Gov. Charlie Baker signed legislation on Jan. 5 that expands current beer and wine licenses for restaurants in Tisbury to offer the sale of liquor. The decision still has to be voted on, either in state or local elections.
Tisbury board of selectmen chairman Melinda Loberg told The Times on Monday that selectmen will vote on Jan. 24 to determine whether to put it on the ballot for town vote on May 9, or to wait until 2018 for the statewide election.
Ms. Loberg anticipates that it will be on the ballot for May 9 in the local elections. “Why wait? Why make businesses wait through another two seasons when people want it on the ballot?” she said.
The legislation would allow the sale of all alcoholic beverages in restaurants, including restaurants in hotels. Restaurants must have a seating capacity of no fewer than 30 people, and beverages would still have to be consumed with meals.
The legislation expands current licenses to offer liquor, but will not add new licenses. Tisbury has a total of 19 restaurant permits it could issue, although there is only about a handful of restaurants that currently operate in the town.
“I think it is the restaurants that are going to be happy because they’re the ones who requested it, and feel as if it will enhance the likelihood of having a viable business,” Ms. Loberg said.
She acknowledged the concerns opponents have — that the town could head in a direction that may eventually establish bars, or have to spend more money on public safety as a result of offering liquor.
“That’s not the atmosphere we want in Tisbury,” she said.
But beer and wine have not been a problem in Tisbury, and “it remains to be seen” if the addition of spirits will change that, considering the strict guidelines for service the town has in place, she said.
Tisbury selectman Tristan Israel, however, thinks it will only be a matter of time until people request that the town allow bars. He has opposed the addition of spirits because he thinks it will bring a new set of problems to the town.
“It will ultimately require more oversight from the police department,” he said in a conversation with The Times on Monday.

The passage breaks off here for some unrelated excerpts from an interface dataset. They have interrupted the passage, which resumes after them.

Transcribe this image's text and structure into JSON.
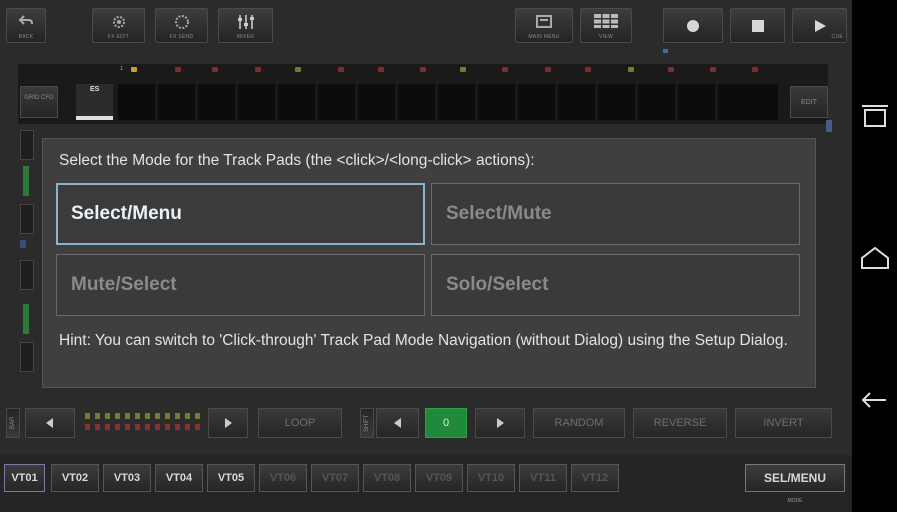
{
  "toolbar": {
    "back_label": "BACK",
    "fx_edit_label": "FX EDIT",
    "fx_send_label": "FX SEND",
    "mixer_label": "MIXER",
    "main_menu_label": "MAIN MENU",
    "view_label": "VIEW",
    "record_icon": "record-icon",
    "stop_icon": "stop-icon",
    "play_label": "CUE"
  },
  "grid": {
    "cfg_label": "GRID CFG",
    "first_cell_label": "ES",
    "edit_label": "EDIT",
    "marker_label": "1"
  },
  "dialog": {
    "title": "Select the Mode for the Track Pads (the <click>/<long-click> actions):",
    "options": [
      {
        "label": "Select/Menu",
        "selected": true
      },
      {
        "label": "Select/Mute",
        "selected": false
      },
      {
        "label": "Mute/Select",
        "selected": false
      },
      {
        "label": "Solo/Select",
        "selected": false
      }
    ],
    "hint": "Hint: You can switch to 'Click-through' Track Pad Mode Navigation (without Dialog) using the Setup Dialog."
  },
  "bottom_bar": {
    "bar_label": "BAR",
    "loop_label": "LOOP",
    "shift_label": "SHIFT",
    "shift_value": "0",
    "random_label": "RANDOM",
    "reverse_label": "REVERSE",
    "invert_label": "INVERT"
  },
  "tracks": {
    "items": [
      "VT01",
      "VT02",
      "VT03",
      "VT04",
      "VT05",
      "VT06",
      "VT07",
      "VT08",
      "VT09",
      "VT10",
      "VT11",
      "VT12"
    ],
    "mode_button_label": "SEL/MENU",
    "mode_caption": "MODE"
  },
  "colors": {
    "accent_selected_border": "#87b5cf",
    "shift_value_bg": "#1f8a3a",
    "app_background": "#2b2b2b",
    "dialog_background": "#3f3f3f"
  }
}
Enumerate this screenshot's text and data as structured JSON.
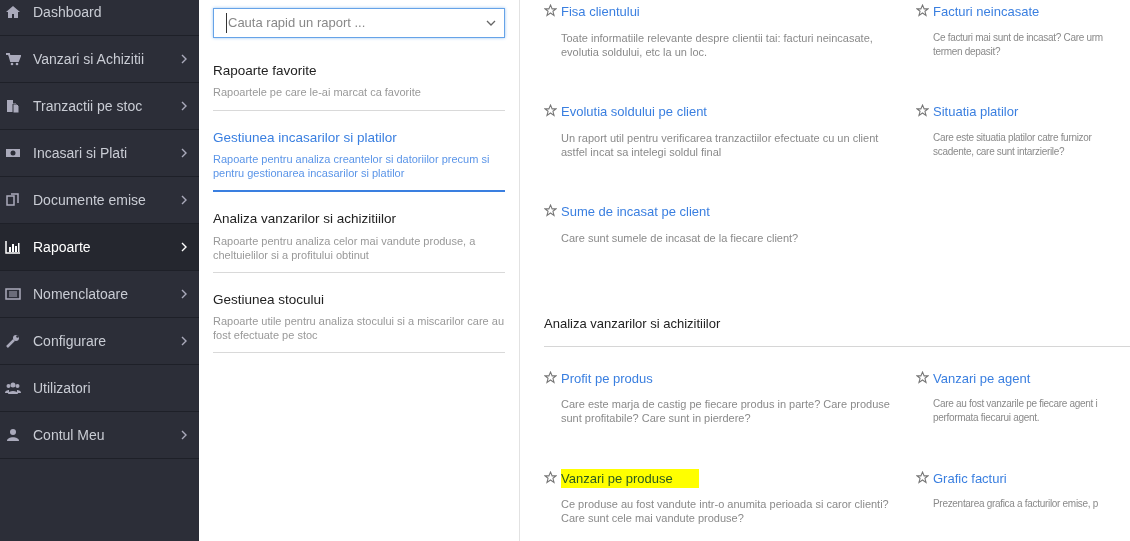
{
  "sidebar": {
    "items": [
      {
        "label": "Dashboard",
        "has_submenu": false,
        "selected": false
      },
      {
        "label": "Vanzari si Achizitii",
        "has_submenu": true,
        "selected": false
      },
      {
        "label": "Tranzactii pe stoc",
        "has_submenu": true,
        "selected": false
      },
      {
        "label": "Incasari si Plati",
        "has_submenu": true,
        "selected": false
      },
      {
        "label": "Documente emise",
        "has_submenu": true,
        "selected": false
      },
      {
        "label": "Rapoarte",
        "has_submenu": true,
        "selected": true
      },
      {
        "label": "Nomenclatoare",
        "has_submenu": true,
        "selected": false
      },
      {
        "label": "Configurare",
        "has_submenu": true,
        "selected": false
      },
      {
        "label": "Utilizatori",
        "has_submenu": false,
        "selected": false
      },
      {
        "label": "Contul Meu",
        "has_submenu": true,
        "selected": false
      }
    ]
  },
  "search": {
    "placeholder": "Cauta rapid un raport ..."
  },
  "categories": [
    {
      "title": "Rapoarte favorite",
      "description": "Rapoartele pe care le-ai marcat ca favorite",
      "selected": false
    },
    {
      "title": "Gestiunea incasarilor si platilor",
      "description": "Rapoarte pentru analiza creantelor si datoriilor precum si pentru gestionarea incasarilor si platilor",
      "selected": true
    },
    {
      "title": "Analiza vanzarilor si achizitiilor",
      "description": "Rapoarte pentru analiza celor mai vandute produse, a cheltuielilor si a profitului obtinut",
      "selected": false
    },
    {
      "title": "Gestiunea stocului",
      "description": "Rapoarte utile pentru analiza stocului si a miscarilor care au fost efectuate pe stoc",
      "selected": false
    }
  ],
  "sections": [
    {
      "reports": [
        {
          "title": "Fisa clientului",
          "description": "Toate informatiile relevante despre clientii tai: facturi neincasate,\nevolutia soldului, etc la un loc.",
          "highlighted": false
        },
        {
          "title": "Facturi neincasate",
          "description": "Ce facturi mai sunt de incasat? Care urm\ntermen depasit?",
          "highlighted": false
        },
        {
          "title": "Evolutia soldului pe client",
          "description": "Un raport util pentru verificarea tranzactiilor efectuate cu un client\nastfel incat sa intelegi soldul final",
          "highlighted": false
        },
        {
          "title": "Situatia platilor",
          "description": "Care este situatia platilor catre furnizor\nscadente, care sunt intarzierile?",
          "highlighted": false
        },
        {
          "title": "Sume de incasat pe client",
          "description": "Care sunt sumele de incasat de la fiecare client?",
          "highlighted": false
        }
      ]
    },
    {
      "heading": "Analiza vanzarilor si achizitiilor",
      "reports": [
        {
          "title": "Profit pe produs",
          "description": "Care este marja de castig pe fiecare produs in parte? Care produse\nsunt profitabile? Care sunt in pierdere?",
          "highlighted": false
        },
        {
          "title": "Vanzari pe agent",
          "description": "Care au fost vanzarile pe fiecare agent i\nperformata fiecarui agent.",
          "highlighted": false
        },
        {
          "title": "Vanzari pe produse",
          "description": "Ce produse au fost vandute intr-o anumita perioada si caror clienti?\nCare sunt cele mai vandute produse?",
          "highlighted": true
        },
        {
          "title": "Grafic facturi",
          "description": "Prezentarea grafica a facturilor emise, p",
          "highlighted": false
        }
      ]
    }
  ]
}
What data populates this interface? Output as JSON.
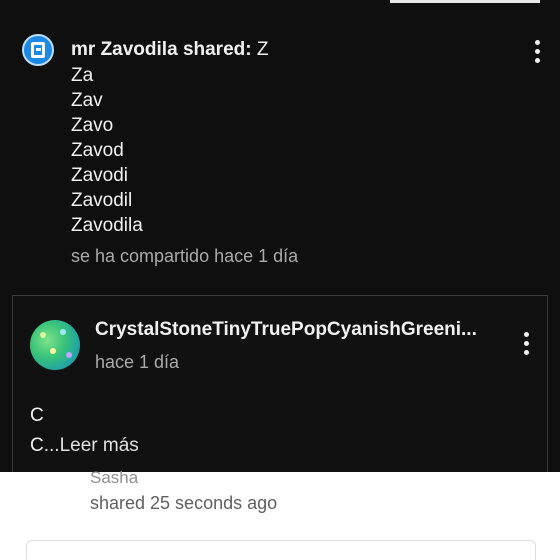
{
  "post": {
    "author": "mr Zavodila",
    "shared_label": "shared:",
    "first_line": "Z",
    "lines": [
      "Za",
      "Zav",
      "Zavo",
      "Zavod",
      "Zavodi",
      "Zavodil",
      "Zavodila"
    ],
    "timestamp": "se ha compartido hace 1 día",
    "avatar_icon": "app-logo-icon"
  },
  "card": {
    "channel_name": "CrystalStoneTinyTruePopCyanishGreeni...",
    "timestamp": "hace 1 día",
    "body_line1": "C",
    "body_line2": "C",
    "read_more": "...Leer más"
  },
  "below": {
    "cut_name": "Sasha",
    "timestamp": "shared 25 seconds ago"
  },
  "colors": {
    "background": "#0f0f0f",
    "text_primary": "#f1f1f1",
    "text_secondary": "#aaaaaa",
    "card_border": "#3a3a3a"
  }
}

Although he believes the legislation will pass, he doesn’t think Tisbury needs to offer the sale of liquor in order to be competitive with Island towns that do.
“I just don’t buy it,” Mr. Israel said.
Selectman Larry Gomez told The Times that although he opposed the sale of beer and wine in earlier legislation when the town was dry, he hasn’t seen it cause any problems over the last few years, and he didn’t anticipate the sale of liquor being a problem either.
He said Vineyard Haven needed more restaurants, and more street traffic.
“We need the street traffic downtown,” Mr. Gomez said on Monday. “Does alcohol bring street traffic? I don’t know about that, but the restaurants will. We need to focus on more restaurants. Alcohol just follows suit.”
Jon Blau also believes there should be more restaurants in Vineyard Haven. Mr. Blau, who has been an Island business owner for over two decades, owns Copper Wok in Vineyard Haven, as well as Sharky’s Cantina in both Oak Bluffs and Edgartown, and Martha’s Vineyard Chowder Company and The Loft in Oak Bluffs.
“It’s really important to point out that a bottle of beer, a glass of wine, and a mixed drink have the same amount of alcohol in them,” he said in a conversation with The Times on Tuesday. “We’re not talking about anything crazy here. It’s a third option.”
Mr. Blau is fortunate because when a patron comes into Copper Wok looking for a martini, his staff can send them to one of his restaurants in Oak Bluffs or Edgartown. But this is not the case for other restaurants in Vineyard Haven.
He said that a lot of visitors, if they know the town doesn’t serve liquor, simply don’t come to Vineyard Haven in the first place; instead, they pick a town that has all of the options they’re looking for. People on vacation want options, and they expect it when they go out to dinner.
“It’s a decision in a lot of people’s mindsets,” Mr. Blau said.
To him, it’s not a coincidence that there are such limited restaurant options in Vineyard Haven. “There are more restaurants on the harbor in Oak Bluffs than there are in downtown Vineyard Haven,” he said.
The biggest economic impact of prohibiting liquor is felt not by the town, but by its citizens — the hotel owners, retail owners, and restaurant owners.
“I didn’t expect it to be so visible, but there’s no doubt Copper Wok in Oak Bluffs or Edgartown would definitely be a more viable business,” he said.
Mr. Blau said that owning a restaurant isn’t easy — nearly 90 percent of people fail in the first year they open. Food has the lowest profit margin, and liquor helps offset the expenses of running a restaurant. Coupled with further restrictions and the fact that business is seasonal, restaurants in Vineyard Haven face immense challenges.
“I think the most important thing is it’s going to allow the restaurants to have a choice that will help them stay more solvent,” Mr. Blau said.